  5. Guyrony, it already is. :P

    Rudie, I believe it is only human to have our biases. Still it is best to temper that with the motto "live and let live." As you say, intolerance for the Other (and the seemingly irrational hate that comes with it) usually stems from something deeper than a mere bias against them.

    Victor, you might change your mind after travelling with a circus for a while. ;)

    Joms, I was in O bar Ortigas last week but this story happened in Malate. As for the the order of things, you are right but you missed one thing. Denial comes before acceptance. Haha. :D

  6. "But for now, suck it up."

    Words I live by.:) I was blown away by the honesty of what you wrote. You have more courage than you give yourself credit for. I would love to meet you, and shake your hand. Maybe some of that effortless writing will rub off on me.

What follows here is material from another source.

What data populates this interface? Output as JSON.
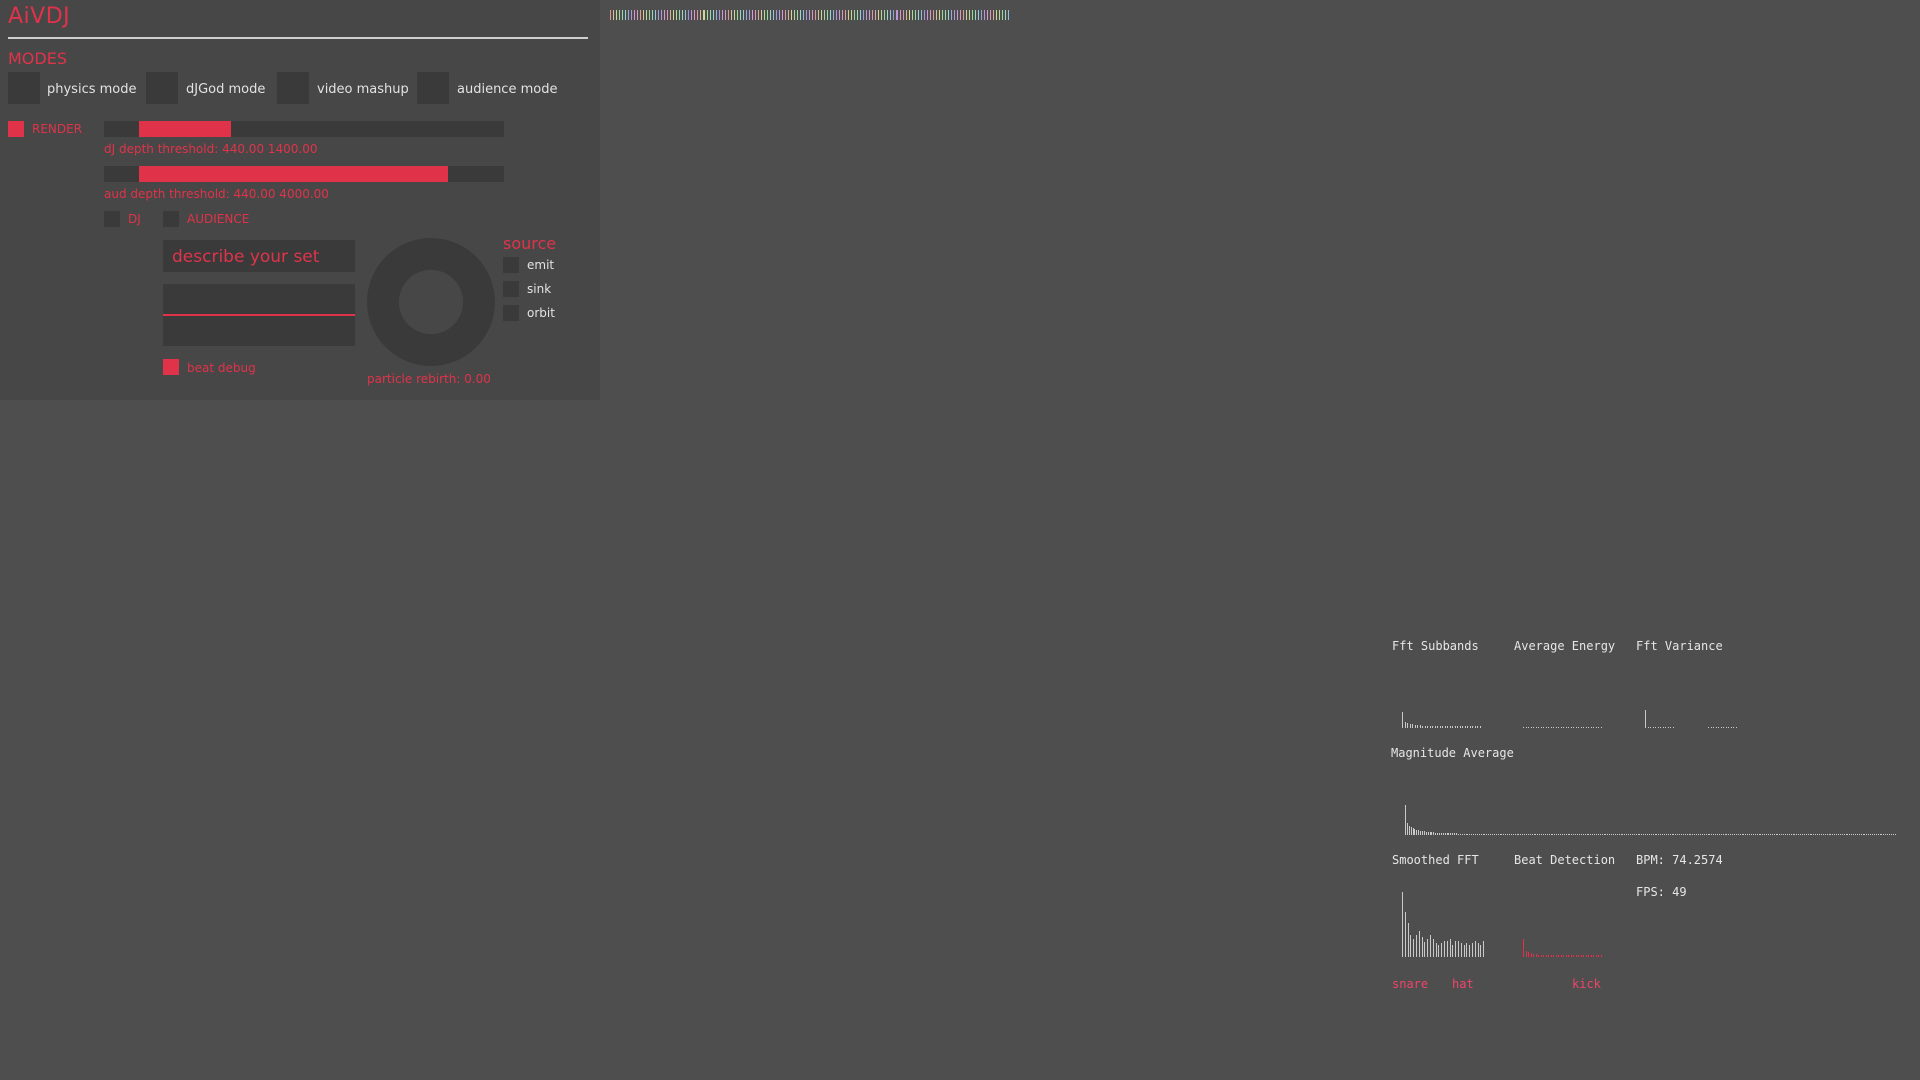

  7. "If you're not against discrimination you're for it"

    Hmm. This line struck me. I was interviewing a leader of a Catholic organization that claims to "convert" homosexual people the other day for a research paper.

    At one point in our discussion, he says that they're against the Anti-Discrimination Bill being pushed in the congress. I asked him why. He said, "Kapag pumasa ang Anti-Discrimination Bill na iyan, ano na ang susunod? Pati mga pedophile at rapists hihingi na rin ng rights?"

    My initial impulse was to refute him. How could he even equate homosexuality with those kinds of stuff? But I didn't, because my other group mates were there, and I didn't want to seem too passionate and defensive about this matter. In the end, I just watched everyone nodding in agreement, forcing a smile myself. :(

  8. hey, there. thanks for dropping by.

    did you read about tyler clementi? he's an 18yo college guy who committed suicide after he was outed on the internet in a horrible way.

    what a tragedy.

    thanks for sharing the "it gets better" video. i most definitely wish so many people will see it.

  9. Angelo, yes I did read about him and the others. Can you believe it - 6 in a month! And at least two of the kids were only 13. How terrible is that?

  10. very nice blog love i hope too see more from you very soon sorry the first comment is never really personal more of a hi but hey i am following so HI! lol Love<~Peter~>

  11. Certain Callousness,

    I understand the entry. Wala lang ako masabi. Just droppin by :)


  12. tallying 4 american teens as of the moment.and all this time i thought we are very conservative and they are not.

    there are just so many things to say about this entry. but i guess, lets just allow life to unfold itself in front of us. eeventually, we will realize life.... eventually.

    nice entry!